# Your assignment:
Some lines below hold "title". Pick them out and copy them.

# Data for the task:
____________________
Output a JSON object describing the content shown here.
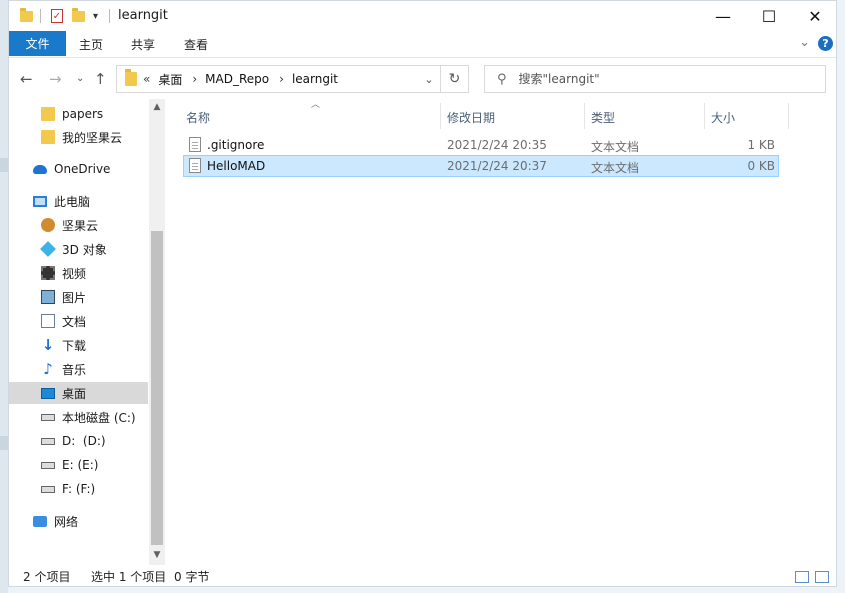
{
  "window": {
    "title": "learngit"
  },
  "ribbon": {
    "tabs": [
      "文件",
      "主页",
      "共享",
      "查看"
    ]
  },
  "address": {
    "crumbs": [
      "桌面",
      "MAD_Repo",
      "learngit"
    ],
    "overflow": "«"
  },
  "search": {
    "placeholder": "搜索\"learngit\""
  },
  "sidebar": {
    "items": [
      {
        "label": "papers",
        "icon": "folder-icon"
      },
      {
        "label": "我的坚果云",
        "icon": "folder-icon"
      },
      {
        "label": "OneDrive",
        "icon": "onedrive-icon"
      },
      {
        "label": "此电脑",
        "icon": "this-pc-icon"
      },
      {
        "label": "坚果云",
        "icon": "nutstore-icon"
      },
      {
        "label": "3D 对象",
        "icon": "3d-objects-icon"
      },
      {
        "label": "视频",
        "icon": "videos-icon"
      },
      {
        "label": "图片",
        "icon": "pictures-icon"
      },
      {
        "label": "文档",
        "icon": "documents-icon"
      },
      {
        "label": "下载",
        "icon": "downloads-icon"
      },
      {
        "label": "音乐",
        "icon": "music-icon"
      },
      {
        "label": "桌面",
        "icon": "desktop-icon"
      },
      {
        "label": "本地磁盘 (C:)",
        "icon": "drive-icon"
      },
      {
        "label": "D:  (D:)",
        "icon": "drive-icon"
      },
      {
        "label": "E: (E:)",
        "icon": "drive-icon"
      },
      {
        "label": "F: (F:)",
        "icon": "drive-icon"
      },
      {
        "label": "网络",
        "icon": "network-icon"
      }
    ]
  },
  "columns": {
    "name": "名称",
    "date": "修改日期",
    "type": "类型",
    "size": "大小"
  },
  "files": [
    {
      "name": ".gitignore",
      "date": "2021/2/24 20:35",
      "type": "文本文档",
      "size": "1 KB"
    },
    {
      "name": "HelloMAD",
      "date": "2021/2/24 20:37",
      "type": "文本文档",
      "size": "0 KB"
    }
  ],
  "status": {
    "count": "2 个项目",
    "selected": "选中 1 个项目",
    "bytes": "0 字节"
  }
}
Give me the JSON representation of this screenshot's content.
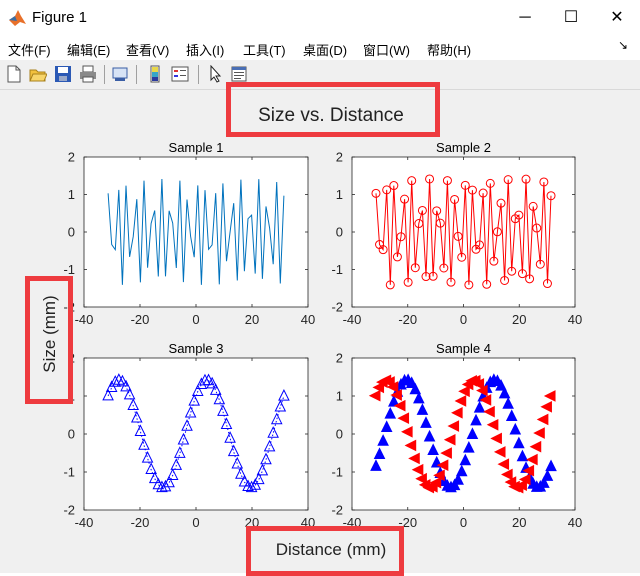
{
  "window": {
    "title": "Figure 1",
    "minimize": "─",
    "maximize": "☐",
    "close": "✕"
  },
  "menu": {
    "items": [
      "文件(F)",
      "编辑(E)",
      "查看(V)",
      "插入(I)",
      "工具(T)",
      "桌面(D)",
      "窗口(W)",
      "帮助(H)"
    ],
    "dock_arrow": "↘"
  },
  "toolbar": {
    "icons": [
      "new-figure-icon",
      "open-file-icon",
      "save-icon",
      "print-icon",
      "link-plot-icon",
      "colorbar-icon",
      "legend-icon",
      "pointer-icon",
      "property-editor-icon"
    ]
  },
  "figure": {
    "title": "Size vs. Distance",
    "xlabel": "Distance (mm)",
    "ylabel": "Size (mm)",
    "highlight_color": "#ee3b3f"
  },
  "chart_data": [
    {
      "type": "line",
      "title": "Sample 1",
      "xlim": [
        -40,
        40
      ],
      "ylim": [
        -2,
        2
      ],
      "xticks": [
        -40,
        -20,
        0,
        20,
        40
      ],
      "yticks": [
        -2,
        -1,
        0,
        1,
        2
      ],
      "series": [
        {
          "function": "sin(2x)+cos(2x)",
          "x_range": [
            -31.4,
            31.4
          ],
          "points": 50,
          "color": "#0072bd",
          "marker": "none",
          "line": "solid"
        }
      ]
    },
    {
      "type": "line",
      "title": "Sample 2",
      "xlim": [
        -40,
        40
      ],
      "ylim": [
        -2,
        2
      ],
      "xticks": [
        -40,
        -20,
        0,
        20,
        40
      ],
      "yticks": [
        -2,
        -1,
        0,
        1,
        2
      ],
      "series": [
        {
          "function": "sin(2x)+cos(2x)",
          "x_range": [
            -31.4,
            31.4
          ],
          "points": 50,
          "color": "#ff0000",
          "marker": "circle",
          "line": "solid"
        }
      ]
    },
    {
      "type": "scatter",
      "title": "Sample 3",
      "xlim": [
        -40,
        40
      ],
      "ylim": [
        -2,
        2
      ],
      "xticks": [
        -40,
        -20,
        0,
        20,
        40
      ],
      "yticks": [
        -2,
        -1,
        0,
        1,
        2
      ],
      "series": [
        {
          "function": "sin(x/5)+cos(x/5)",
          "x_range": [
            -31.4,
            31.4
          ],
          "points": 50,
          "color": "#0000ff",
          "marker": "triangle-up-open",
          "line": "dotted"
        }
      ]
    },
    {
      "type": "scatter",
      "title": "Sample 4",
      "xlim": [
        -40,
        40
      ],
      "ylim": [
        -2,
        2
      ],
      "xticks": [
        -40,
        -20,
        0,
        20,
        40
      ],
      "yticks": [
        -2,
        -1,
        0,
        1,
        2
      ],
      "series": [
        {
          "function": "sin(x/5)-cos(x/5)+? approx",
          "formula": "sqrt2*sin(x/5-0.65)",
          "x_range": [
            -31.4,
            31.4
          ],
          "points": 50,
          "color": "#0000ff",
          "marker": "triangle-up-filled"
        },
        {
          "formula": "sqrt2*sin(x/5+0.79)",
          "x_range": [
            -31.4,
            31.4
          ],
          "points": 50,
          "color": "#ff0000",
          "marker": "triangle-left-filled"
        }
      ]
    }
  ]
}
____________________
# Solution to this task:
    "title": "learngit"
    "title": "Figure 1",
    "title": "Size vs. Distance",
      "title": "Sample 1",
      "title": "Sample 2",
      "title": "Sample 3",
      "title": "Sample 4",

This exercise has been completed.